Aug. 12 (UPI) -- Boeing Co. submitted an offer to build the Next Generation Interceptor missile, the company announced on Wednesday.
The offer follows a Pentagon request for proposals in April to construct what will form the core of the U.S. homeland missile defense.
Two bidders will be selected to compete for the Next Generation Interceptor program, a five-year, $4.9 billion project of the Missile Defense Agency. The agency requested $664.1 million to begin the project in Fiscal Year 2021.
Although the announced deadline was July 31, extra time was afforded bidders due to the COVID-19 pandemic.
In April, MDA spokesman Mark Wright called the request for proposals "a vital step forward in designing, developing, and fielding the finest capabilities of both the Department of Defense and American industry for the extraordinarily important purpose of defending the American homeland."
The new missile defense shield follows the August 2019 decision to cancel the Redesigned Kill Vehicle program, meant to upgrade the U.S. homeland defense system's response to ballistic missile defense threats.
No new ground-based interceptors for the Ground-based Midcourse Defense System would be built, the Pentagon announced, and all future interceptors will be part of the NGI program.

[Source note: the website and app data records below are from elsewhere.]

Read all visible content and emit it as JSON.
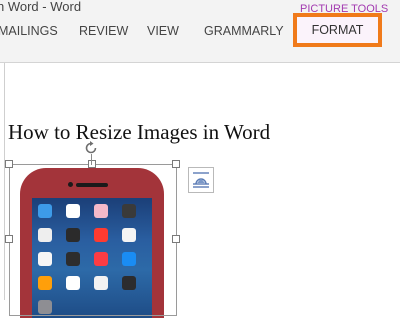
{
  "window": {
    "title": "n Word - Word"
  },
  "ribbon": {
    "context_label": "PICTURE TOOLS",
    "tabs": [
      {
        "label": "MAILINGS"
      },
      {
        "label": "REVIEW"
      },
      {
        "label": "VIEW"
      },
      {
        "label": "GRAMMARLY"
      },
      {
        "label": "FORMAT",
        "highlighted": true,
        "highlight_color": "#f07a1a"
      }
    ]
  },
  "document": {
    "heading": "How to Resize Images in Word"
  },
  "picture": {
    "description_icon": "iphone-image",
    "selected": true
  },
  "icons": {
    "rotate": "rotate-handle-icon",
    "layout": "layout-options-icon"
  },
  "colors": {
    "phone_case": "#a3343a",
    "context_label": "#a33bb0"
  }
}
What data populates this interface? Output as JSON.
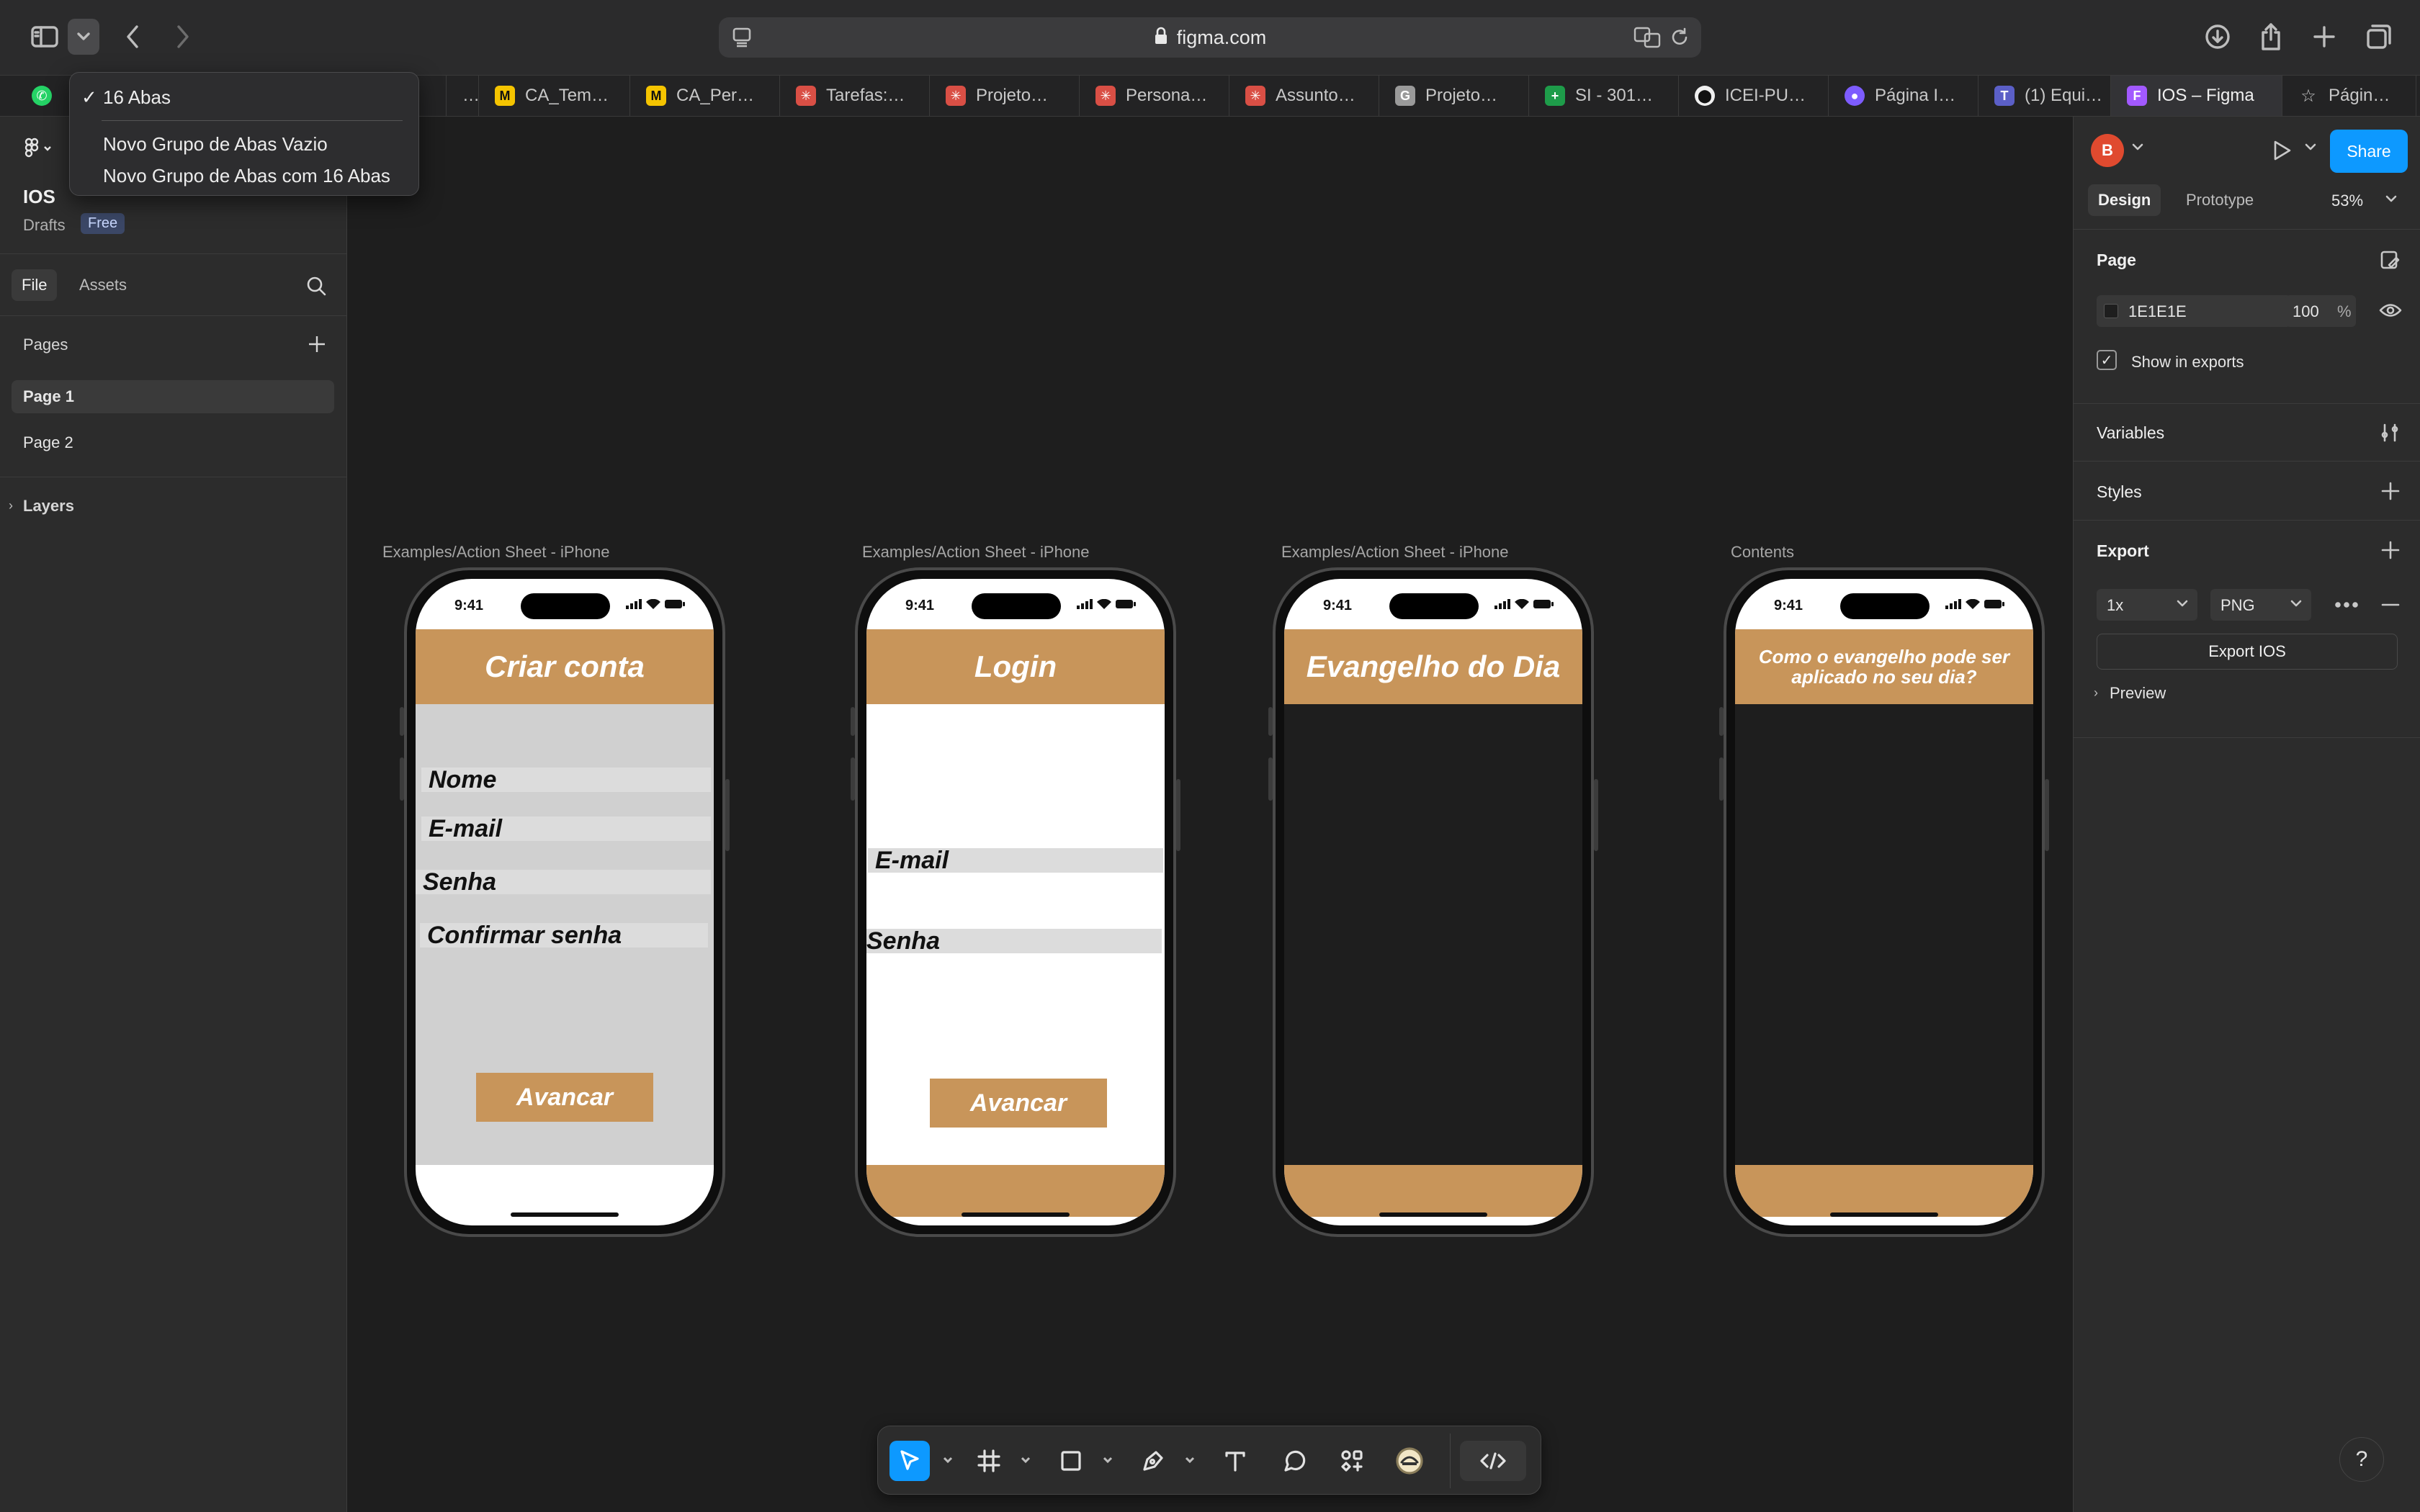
{
  "browser": {
    "url": "figma.com",
    "tabs": [
      {
        "title": "…",
        "fav": "",
        "color": "#2a2a2a"
      },
      {
        "title": "CA_Tem…",
        "fav": "M",
        "color": "#f5c400"
      },
      {
        "title": "CA_Per…",
        "fav": "M",
        "color": "#f5c400"
      },
      {
        "title": "Tarefas:…",
        "fav": "✳",
        "color": "#d94f45"
      },
      {
        "title": "Projeto…",
        "fav": "✳",
        "color": "#d94f45"
      },
      {
        "title": "Persona…",
        "fav": "✳",
        "color": "#d94f45"
      },
      {
        "title": "Assunto…",
        "fav": "✳",
        "color": "#d94f45"
      },
      {
        "title": "Projeto…",
        "fav": "G",
        "color": "#9a9a9a"
      },
      {
        "title": "SI - 301…",
        "fav": "+",
        "color": "#1e9c4a"
      },
      {
        "title": "ICEI-PU…",
        "fav": "⬤",
        "color": "#f0f0f0"
      },
      {
        "title": "Página I…",
        "fav": "●",
        "color": "#7d5cff"
      },
      {
        "title": "(1) Equi…",
        "fav": "T",
        "color": "#5b5fc7"
      },
      {
        "title": "IOS – Figma",
        "fav": "F",
        "color": "#a259ff"
      },
      {
        "title": "Págin…",
        "fav": "☆",
        "color": "#2a2a2a"
      }
    ]
  },
  "tab_menu": {
    "current": "16 Abas",
    "items": [
      "Novo Grupo de Abas Vazio",
      "Novo Grupo de Abas com 16 Abas"
    ]
  },
  "file": {
    "title": "IOS",
    "location": "Drafts",
    "plan": "Free",
    "tabs": [
      "File",
      "Assets"
    ],
    "pages_heading": "Pages",
    "pages": [
      "Page 1",
      "Page 2"
    ],
    "layers_heading": "Layers"
  },
  "right": {
    "avatar": "B",
    "share": "Share",
    "tabs": [
      "Design",
      "Prototype"
    ],
    "zoom": "53%",
    "page_heading": "Page",
    "page_color": "1E1E1E",
    "page_opacity": "100",
    "percent": "%",
    "show_exports": "Show in exports",
    "variables": "Variables",
    "styles": "Styles",
    "export": "Export",
    "scale": "1x",
    "format": "PNG",
    "export_button": "Export IOS",
    "preview": "Preview"
  },
  "frames": [
    {
      "label": "Examples/Action Sheet - iPhone",
      "time": "9:41",
      "header": "Criar conta",
      "fields": [
        "Nome",
        "E-mail",
        "Senha",
        "Confirmar senha"
      ],
      "button": "Avancar"
    },
    {
      "label": "Examples/Action Sheet - iPhone",
      "time": "9:41",
      "header": "Login",
      "fields": [
        "E-mail",
        "Senha"
      ],
      "button": "Avancar"
    },
    {
      "label": "Examples/Action Sheet - iPhone",
      "time": "9:41",
      "header": "Evangelho do Dia"
    },
    {
      "label": "Contents",
      "time": "9:41",
      "header": "Como o evangelho pode ser aplicado no seu dia?"
    }
  ],
  "colors": {
    "accent": "#c8955a",
    "figma_blue": "#0d99ff",
    "canvas": "#1e1e1e"
  }
}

The U. S. military currently uses Raytheon's Exo-Atmospheric Kill Vehicle, which uses a ground-based interceptor missile to boost it to an intercept trajectory. It then separates from the boost vehicle and using its own rockets to correct the trajectory, collides with an incoming warhead, known as hit-to-kill.
The replacement Redesigned Kill Vehicle program was cancelled after the Pentagon decided there were too many technological hurdles to overcome.
A contract award is expected later this year.